What the exercise asks:
Scan the lines below for the string "Password". Reply with how many match, and no other words.

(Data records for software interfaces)
+++

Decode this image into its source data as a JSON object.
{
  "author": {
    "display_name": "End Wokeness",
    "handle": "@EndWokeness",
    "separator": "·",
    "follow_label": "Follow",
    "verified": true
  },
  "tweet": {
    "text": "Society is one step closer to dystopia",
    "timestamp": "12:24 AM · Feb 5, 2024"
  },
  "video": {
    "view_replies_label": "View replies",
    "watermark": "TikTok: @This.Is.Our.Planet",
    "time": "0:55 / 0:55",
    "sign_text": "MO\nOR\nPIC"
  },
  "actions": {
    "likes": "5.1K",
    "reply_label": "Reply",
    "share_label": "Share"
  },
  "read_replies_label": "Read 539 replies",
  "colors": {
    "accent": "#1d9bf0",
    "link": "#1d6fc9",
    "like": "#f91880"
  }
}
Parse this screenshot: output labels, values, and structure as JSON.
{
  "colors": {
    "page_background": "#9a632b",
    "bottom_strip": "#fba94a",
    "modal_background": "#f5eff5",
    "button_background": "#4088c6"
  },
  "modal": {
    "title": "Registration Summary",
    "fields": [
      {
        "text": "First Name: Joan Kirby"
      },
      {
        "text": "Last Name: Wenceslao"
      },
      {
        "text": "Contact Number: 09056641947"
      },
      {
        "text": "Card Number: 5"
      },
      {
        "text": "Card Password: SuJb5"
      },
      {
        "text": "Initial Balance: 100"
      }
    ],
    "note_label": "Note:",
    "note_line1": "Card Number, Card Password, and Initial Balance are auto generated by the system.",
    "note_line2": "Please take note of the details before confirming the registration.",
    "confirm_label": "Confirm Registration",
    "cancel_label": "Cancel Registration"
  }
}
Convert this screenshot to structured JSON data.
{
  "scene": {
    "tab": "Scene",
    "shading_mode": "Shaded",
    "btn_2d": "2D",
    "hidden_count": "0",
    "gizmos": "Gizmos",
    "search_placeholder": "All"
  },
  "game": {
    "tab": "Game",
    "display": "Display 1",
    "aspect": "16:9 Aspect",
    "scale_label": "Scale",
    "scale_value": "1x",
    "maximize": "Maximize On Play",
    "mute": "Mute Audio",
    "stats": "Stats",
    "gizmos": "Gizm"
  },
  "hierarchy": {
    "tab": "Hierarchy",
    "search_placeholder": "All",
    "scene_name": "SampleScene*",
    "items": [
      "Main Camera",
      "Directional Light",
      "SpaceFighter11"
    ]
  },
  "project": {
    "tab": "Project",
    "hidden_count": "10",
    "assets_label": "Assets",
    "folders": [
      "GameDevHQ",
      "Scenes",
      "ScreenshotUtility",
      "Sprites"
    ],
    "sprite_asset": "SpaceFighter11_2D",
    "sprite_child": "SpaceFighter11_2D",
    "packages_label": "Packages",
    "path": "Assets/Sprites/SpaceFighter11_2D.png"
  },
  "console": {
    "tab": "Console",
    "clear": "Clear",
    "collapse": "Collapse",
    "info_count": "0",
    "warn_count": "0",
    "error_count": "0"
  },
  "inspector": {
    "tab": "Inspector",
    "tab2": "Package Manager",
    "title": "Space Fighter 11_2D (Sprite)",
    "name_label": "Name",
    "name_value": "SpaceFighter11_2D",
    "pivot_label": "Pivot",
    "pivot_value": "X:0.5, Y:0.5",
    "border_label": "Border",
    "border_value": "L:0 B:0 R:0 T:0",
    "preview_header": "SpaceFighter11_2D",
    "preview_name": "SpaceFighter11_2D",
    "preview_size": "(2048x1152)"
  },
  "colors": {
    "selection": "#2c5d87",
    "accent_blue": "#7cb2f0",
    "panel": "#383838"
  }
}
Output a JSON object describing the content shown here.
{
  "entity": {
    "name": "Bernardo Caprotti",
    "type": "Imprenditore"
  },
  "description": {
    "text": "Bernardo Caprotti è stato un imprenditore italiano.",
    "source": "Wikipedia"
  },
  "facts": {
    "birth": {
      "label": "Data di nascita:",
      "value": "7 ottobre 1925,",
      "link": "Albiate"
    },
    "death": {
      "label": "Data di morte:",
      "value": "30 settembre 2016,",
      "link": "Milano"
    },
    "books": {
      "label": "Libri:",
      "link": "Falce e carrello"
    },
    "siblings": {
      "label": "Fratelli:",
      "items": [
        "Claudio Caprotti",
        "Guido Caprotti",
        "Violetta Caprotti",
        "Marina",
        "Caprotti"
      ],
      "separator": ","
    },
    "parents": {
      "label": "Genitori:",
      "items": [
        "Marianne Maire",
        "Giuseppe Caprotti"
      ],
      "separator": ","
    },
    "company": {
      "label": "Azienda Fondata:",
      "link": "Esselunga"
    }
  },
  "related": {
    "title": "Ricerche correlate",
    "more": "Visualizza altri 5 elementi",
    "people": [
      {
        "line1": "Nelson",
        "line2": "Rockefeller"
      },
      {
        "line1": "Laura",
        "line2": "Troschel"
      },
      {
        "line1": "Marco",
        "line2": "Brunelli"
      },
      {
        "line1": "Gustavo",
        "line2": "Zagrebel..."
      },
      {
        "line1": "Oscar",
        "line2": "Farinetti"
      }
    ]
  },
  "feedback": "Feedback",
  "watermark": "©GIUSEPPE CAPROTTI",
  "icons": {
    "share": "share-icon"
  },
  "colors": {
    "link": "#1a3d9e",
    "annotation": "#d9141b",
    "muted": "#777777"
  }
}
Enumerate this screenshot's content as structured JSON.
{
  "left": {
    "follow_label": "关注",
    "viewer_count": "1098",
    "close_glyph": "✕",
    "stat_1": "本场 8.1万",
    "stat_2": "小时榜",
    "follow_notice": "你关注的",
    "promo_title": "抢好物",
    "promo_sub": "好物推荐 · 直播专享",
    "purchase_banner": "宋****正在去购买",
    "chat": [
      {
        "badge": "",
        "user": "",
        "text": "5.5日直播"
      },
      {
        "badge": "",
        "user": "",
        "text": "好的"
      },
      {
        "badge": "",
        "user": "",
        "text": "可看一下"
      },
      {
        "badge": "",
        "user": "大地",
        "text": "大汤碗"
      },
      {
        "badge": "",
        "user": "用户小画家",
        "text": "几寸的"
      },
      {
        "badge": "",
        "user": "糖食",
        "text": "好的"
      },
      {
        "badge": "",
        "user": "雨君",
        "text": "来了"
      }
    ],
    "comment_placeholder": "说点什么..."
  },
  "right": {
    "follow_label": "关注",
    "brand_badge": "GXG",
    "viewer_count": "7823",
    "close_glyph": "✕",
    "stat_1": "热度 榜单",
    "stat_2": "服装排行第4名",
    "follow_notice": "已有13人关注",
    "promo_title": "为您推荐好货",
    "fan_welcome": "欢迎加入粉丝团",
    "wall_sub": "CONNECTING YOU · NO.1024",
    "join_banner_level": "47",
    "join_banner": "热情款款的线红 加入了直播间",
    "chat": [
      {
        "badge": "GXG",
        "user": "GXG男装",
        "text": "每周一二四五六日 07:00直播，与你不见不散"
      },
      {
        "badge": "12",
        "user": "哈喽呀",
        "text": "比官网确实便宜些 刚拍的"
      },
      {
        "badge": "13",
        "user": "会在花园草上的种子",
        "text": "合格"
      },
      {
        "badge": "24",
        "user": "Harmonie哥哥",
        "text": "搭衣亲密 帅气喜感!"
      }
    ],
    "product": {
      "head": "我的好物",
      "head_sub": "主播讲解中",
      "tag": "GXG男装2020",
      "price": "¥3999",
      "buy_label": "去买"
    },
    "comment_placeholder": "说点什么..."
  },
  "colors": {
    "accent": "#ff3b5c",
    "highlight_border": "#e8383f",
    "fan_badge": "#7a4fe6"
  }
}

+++

Written response:
2